WASHINGTON – U.S. airlines could begin more than 100 daily flights to Cuba by fall under an agreement to be signed Tuesday in Havana, officials announced Friday.
Airlines could fly up to 20 flights to Havana, and up to 10 flights at each of nine other Cuban cities prepared to receive international flights, under the agreement negotiated last year.
If airlines reach those numbers, it would mark a dramatic increase in travel between the countries. Cuba now receives 10 to 15 daily charter flights from the U.S.
“This provides for a very important sizable increase in travel between the two countries,”  said Thomas Engle, deputy assistant secretary for transportation at the State Department.
Engle called the move to expand travel "a key element of the president’s broader policy of normalizing relations."
"This is more people to people contacts," he said. "That’s just all to the good of mutual understanding between two countries that have had strained relations for decades."
Travelers must still certify their trip is for one of 12 purposes other than tourism. But scheduled flights are expected to make trip planning easier.
The demand for flights to Havana, at least, is expected to creation a competition among airlines seeking to provide the service.
The travel agreement is part of the resumption of diplomatic ties that began 14 months ago, shepherded by President Obama and Cuban President Raul Castro, after 53 years of estrangement following the Communist takeover of the island. During the last year, the countries have reopened embassies in one another's capitals and struck new business deals in medicine, tourism and communications.
“Unleashing the power of American travelers and their frequent flier miles gets us one step closer to eliminating the archaic restrictions on U.S. travel to Cuba,” said Sen. Jeff Flake, R-Ariz., who has urged easier travel and trade between the countries.
Transportation Secretary Anthony Foxx and Charles Rivkin, assistant secretary for economic and business affairs at the State Department, will sign the travel agreement with Cuban counterparts.
Under the deal, the Transportation Department will review proposals with an eye toward maximizing the benefit for the most travelers, according to Brandon Belford, the department’s deputy assistant for aviation.
“Our expectation is to make a decision and make it final sometime this summer about which carriers will have service into Cuba,” Belford said. “Flights will begin later this calendar year in the fall.
Negotiations between U.S. airlines and the Cuban government have already begun in anticipation of the opening.
Cuban airlines aren't expected to begin flying immediately to the U.S. because of lingering legal disputes. But U.S. airlines will be able to sell code-share tickets with their Cuban counterparts, Belford said.

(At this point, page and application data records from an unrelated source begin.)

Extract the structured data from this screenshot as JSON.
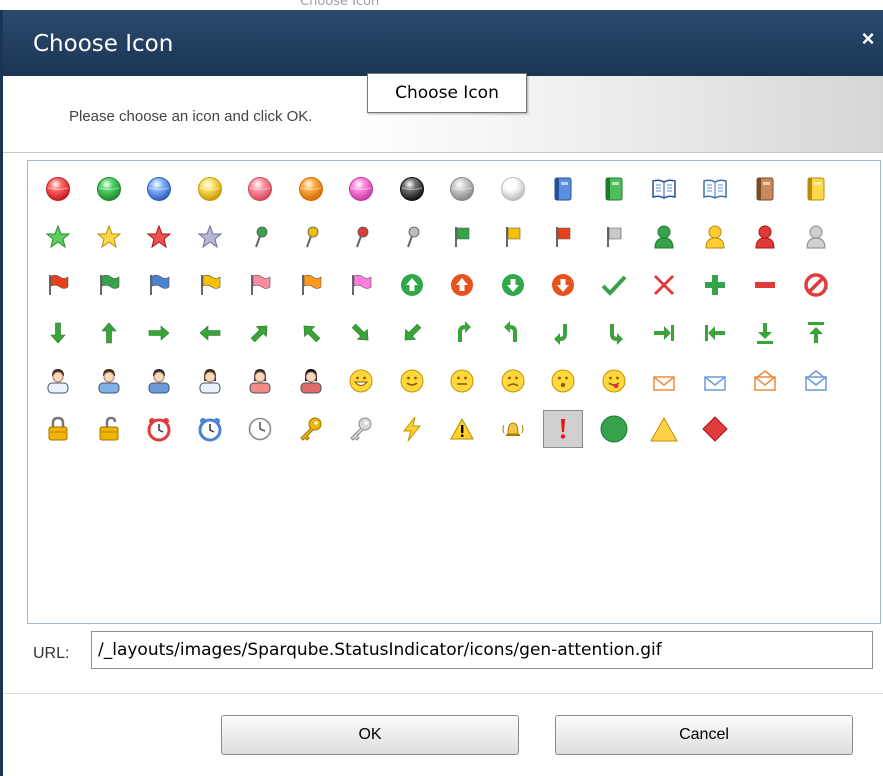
{
  "backdrop": {
    "title_fragment": "Choose Icon"
  },
  "dialog": {
    "title": "Choose Icon",
    "close_glyph": "×",
    "instruction": "Please choose an icon and click OK.",
    "tooltip": "Choose Icon"
  },
  "icon_rows": [
    [
      "red-orb-icon",
      "green-orb-icon",
      "blue-orb-icon",
      "yellow-orb-icon",
      "pink-orb-icon",
      "orange-orb-icon",
      "magenta-orb-icon",
      "black-orb-icon",
      "gray-orb-icon",
      "white-orb-icon",
      "blue-book-icon",
      "green-book-icon",
      "open-blue-book-icon",
      "open-book-icon",
      "brown-book-icon",
      "yellow-book-icon"
    ],
    [
      "green-star-icon",
      "yellow-star-icon",
      "red-star-icon",
      "gray-star-icon",
      "green-pin-icon",
      "yellow-pin-icon",
      "red-pin-icon",
      "gray-pin-icon",
      "green-flag-icon",
      "yellow-flag-icon",
      "red-flag-icon",
      "gray-flag-icon",
      "green-user-icon",
      "yellow-user-icon",
      "red-user-icon",
      "gray-user-icon"
    ],
    [
      "red-flag-wave-icon",
      "green-flag-wave-icon",
      "blue-flag-wave-icon",
      "yellow-flag-wave-icon",
      "pink-flag-wave-icon",
      "orange-flag-wave-icon",
      "magenta-flag-wave-icon",
      "green-up-circle-icon",
      "red-up-circle-icon",
      "green-down-circle-icon",
      "red-down-circle-icon",
      "checkmark-icon",
      "red-x-icon",
      "green-plus-icon",
      "red-minus-icon",
      "no-entry-icon"
    ],
    [
      "arrow-down-icon",
      "arrow-up-icon",
      "arrow-right-icon",
      "arrow-left-icon",
      "arrow-up-right-icon",
      "arrow-up-left-icon",
      "arrow-down-right-icon",
      "arrow-down-left-icon",
      "curve-arrow-down-left-icon",
      "curve-arrow-down-right-icon",
      "curve-arrow-up-right-icon",
      "curve-arrow-up-left-icon",
      "arrow-right-bar-icon",
      "arrow-left-bar-icon",
      "download-icon",
      "upload-icon"
    ],
    [
      "user-white-icon",
      "user-blue-icon",
      "user-green-tie-icon",
      "user-female-white-icon",
      "user-female-red-icon",
      "user-female-dark-icon",
      "grin-face-icon",
      "smile-face-icon",
      "neutral-face-icon",
      "sad-face-icon",
      "surprised-face-icon",
      "tongue-face-icon",
      "orange-envelope-icon",
      "blue-envelope-icon",
      "orange-envelope-open-icon",
      "blue-envelope-open-icon"
    ],
    [
      "padlock-closed-icon",
      "padlock-open-icon",
      "red-alarm-clock-icon",
      "blue-alarm-clock-icon",
      "clock-icon",
      "gold-key-icon",
      "silver-key-icon",
      "lightning-icon",
      "warning-triangle-icon",
      "alarm-bell-icon",
      "attention-icon",
      "green-circle-icon",
      "yellow-triangle-icon",
      "red-diamond-icon"
    ]
  ],
  "selected_icon": "attention-icon",
  "url_field": {
    "label": "URL:",
    "value": "/_layouts/images/Sparqube.StatusIndicator/icons/gen-attention.gif"
  },
  "buttons": {
    "ok": "OK",
    "cancel": "Cancel"
  }
}
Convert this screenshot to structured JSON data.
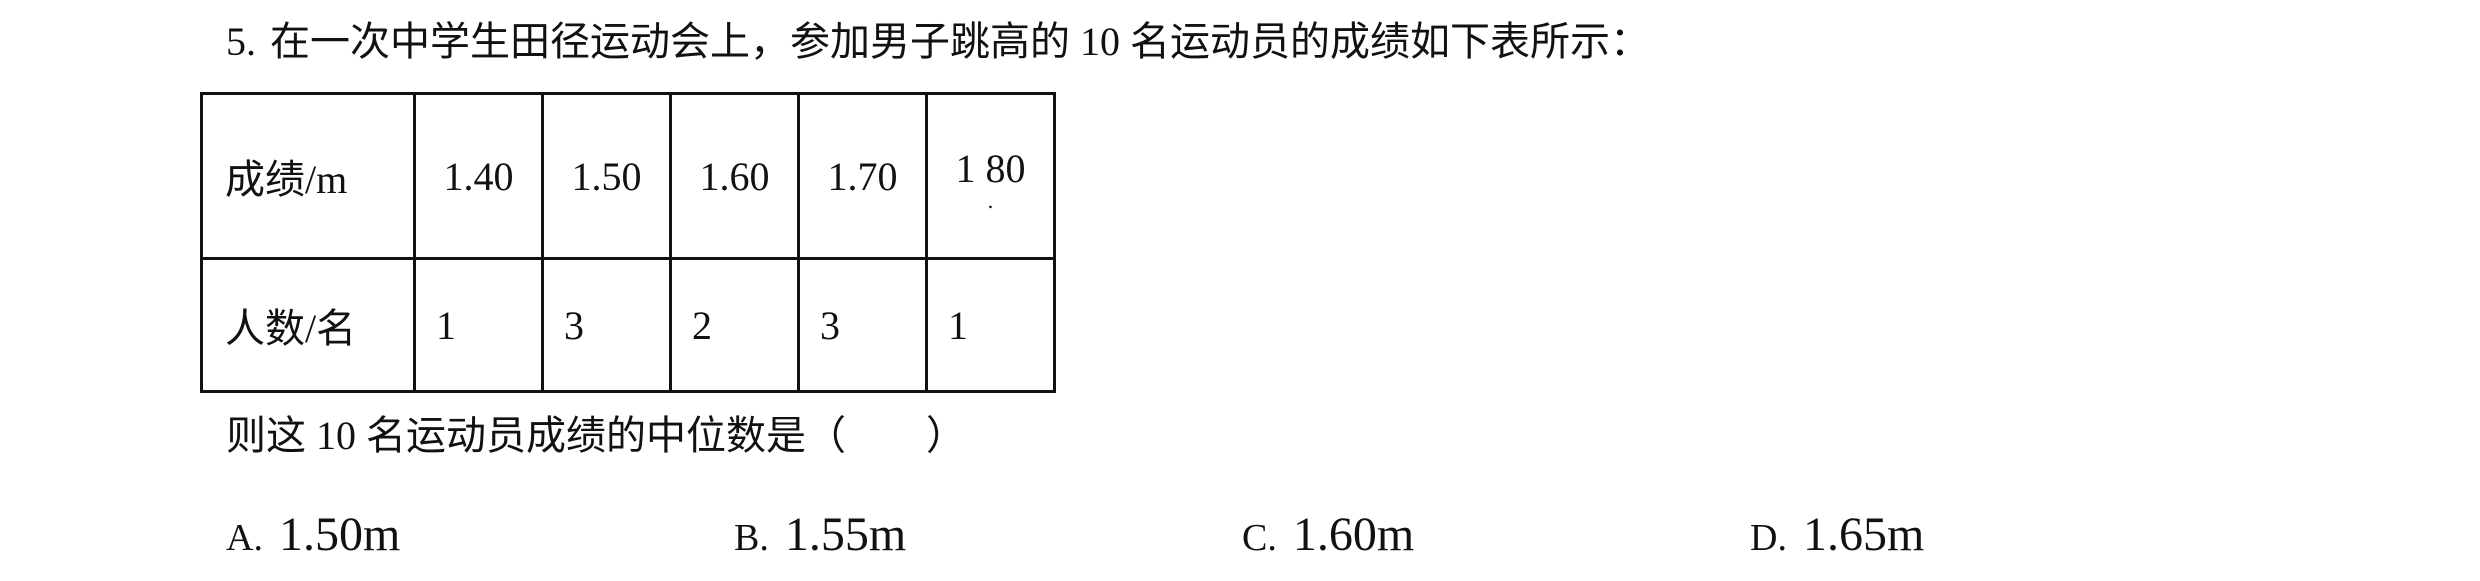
{
  "question": {
    "number": "5.",
    "text": "在一次中学生田径运动会上，参加男子跳高的 10 名运动员的成绩如下表所示："
  },
  "table": {
    "rows": [
      {
        "header": "成绩/m",
        "cells": [
          "1.40",
          "1.50",
          "1.60",
          "1.70",
          "1 80"
        ]
      },
      {
        "header": "人数/名",
        "cells": [
          "1",
          "3",
          "2",
          "3",
          "1"
        ]
      }
    ]
  },
  "prompt": "则这 10 名运动员成绩的中位数是（　　）",
  "options": [
    {
      "letter": "A.",
      "value": "1.50m"
    },
    {
      "letter": "B.",
      "value": "1.55m"
    },
    {
      "letter": "C.",
      "value": "1.60m"
    },
    {
      "letter": "D.",
      "value": "1.65m"
    }
  ]
}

“U.S. carriers have been very intrigued and interested in this potential opportunity since the president’s announcement in December 2014," Belford said. "We are aware that they have already had numerous trips and conversations all with the relevant authorities to grease the skids when this becomes an opportunity."